*WHAT TO DO*
Word for word, print out all of the data, omitting every image.

(INPUT)

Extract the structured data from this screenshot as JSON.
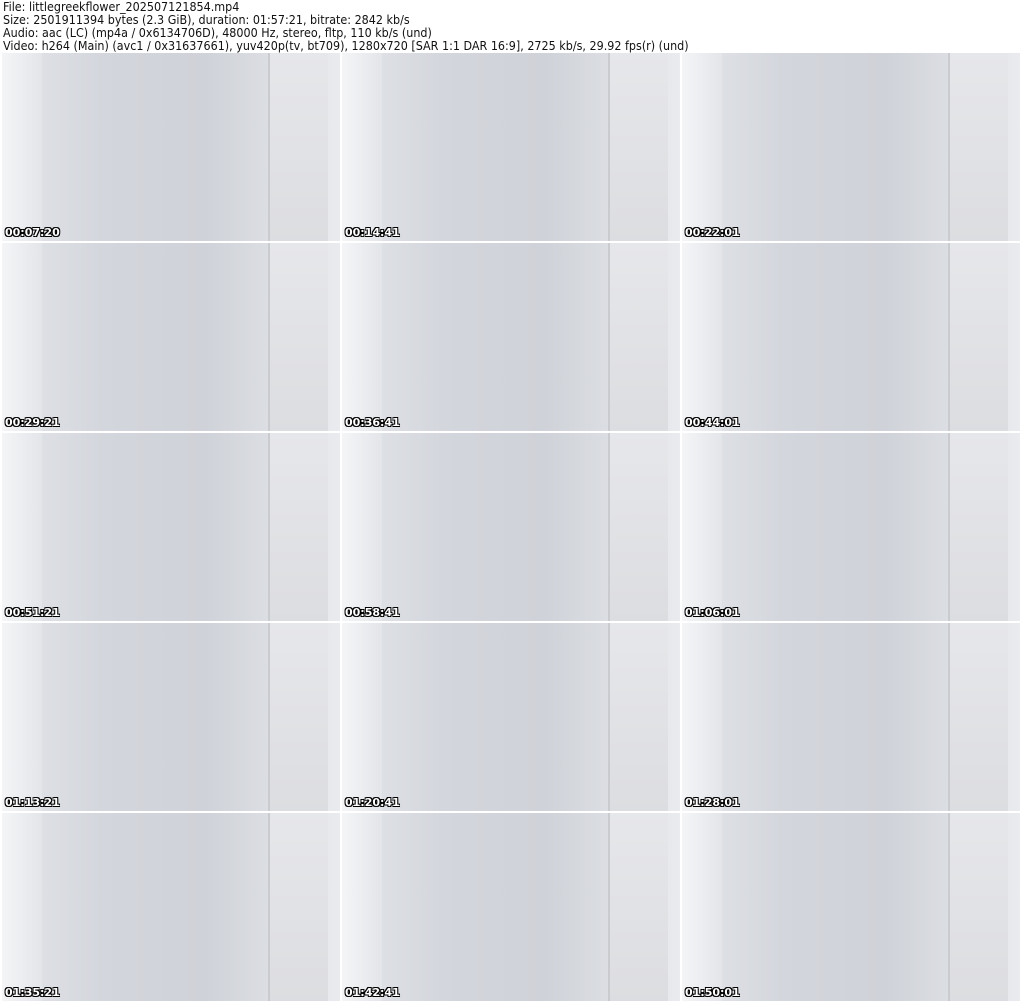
{
  "header": {
    "file": "File: littlegreekflower_202507121854.mp4",
    "size": "Size: 2501911394 bytes (2.3 GiB), duration: 01:57:21, bitrate: 2842 kb/s",
    "audio": "Audio: aac (LC) (mp4a / 0x6134706D), 48000 Hz, stereo, fltp, 110 kb/s (und)",
    "video": "Video: h264 (Main) (avc1 / 0x31637661), yuv420p(tv, bt709), 1280x720 [SAR 1:1 DAR 16:9], 2725 kb/s, 29.92 fps(r) (und)"
  },
  "thumbnails": [
    {
      "timestamp": "00:07:20"
    },
    {
      "timestamp": "00:14:41"
    },
    {
      "timestamp": "00:22:01"
    },
    {
      "timestamp": "00:29:21"
    },
    {
      "timestamp": "00:36:41"
    },
    {
      "timestamp": "00:44:01"
    },
    {
      "timestamp": "00:51:21"
    },
    {
      "timestamp": "00:58:41"
    },
    {
      "timestamp": "01:06:01"
    },
    {
      "timestamp": "01:13:21"
    },
    {
      "timestamp": "01:20:41"
    },
    {
      "timestamp": "01:28:01"
    },
    {
      "timestamp": "01:35:21"
    },
    {
      "timestamp": "01:42:41"
    },
    {
      "timestamp": "01:50:01"
    }
  ]
}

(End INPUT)

*RESPONSE*
Extract the structured data from this screenshot as JSON.
{
  "header": {
    "file": "File: littlegreekflower_202507121854.mp4",
    "size": "Size: 2501911394 bytes (2.3 GiB), duration: 01:57:21, bitrate: 2842 kb/s",
    "audio": "Audio: aac (LC) (mp4a / 0x6134706D), 48000 Hz, stereo, fltp, 110 kb/s (und)",
    "video": "Video: h264 (Main) (avc1 / 0x31637661), yuv420p(tv, bt709), 1280x720 [SAR 1:1 DAR 16:9], 2725 kb/s, 29.92 fps(r) (und)"
  },
  "thumbnails": [
    {
      "timestamp": "00:07:20"
    },
    {
      "timestamp": "00:14:41"
    },
    {
      "timestamp": "00:22:01"
    },
    {
      "timestamp": "00:29:21"
    },
    {
      "timestamp": "00:36:41"
    },
    {
      "timestamp": "00:44:01"
    },
    {
      "timestamp": "00:51:21"
    },
    {
      "timestamp": "00:58:41"
    },
    {
      "timestamp": "01:06:01"
    },
    {
      "timestamp": "01:13:21"
    },
    {
      "timestamp": "01:20:41"
    },
    {
      "timestamp": "01:28:01"
    },
    {
      "timestamp": "01:35:21"
    },
    {
      "timestamp": "01:42:41"
    },
    {
      "timestamp": "01:50:01"
    }
  ]
}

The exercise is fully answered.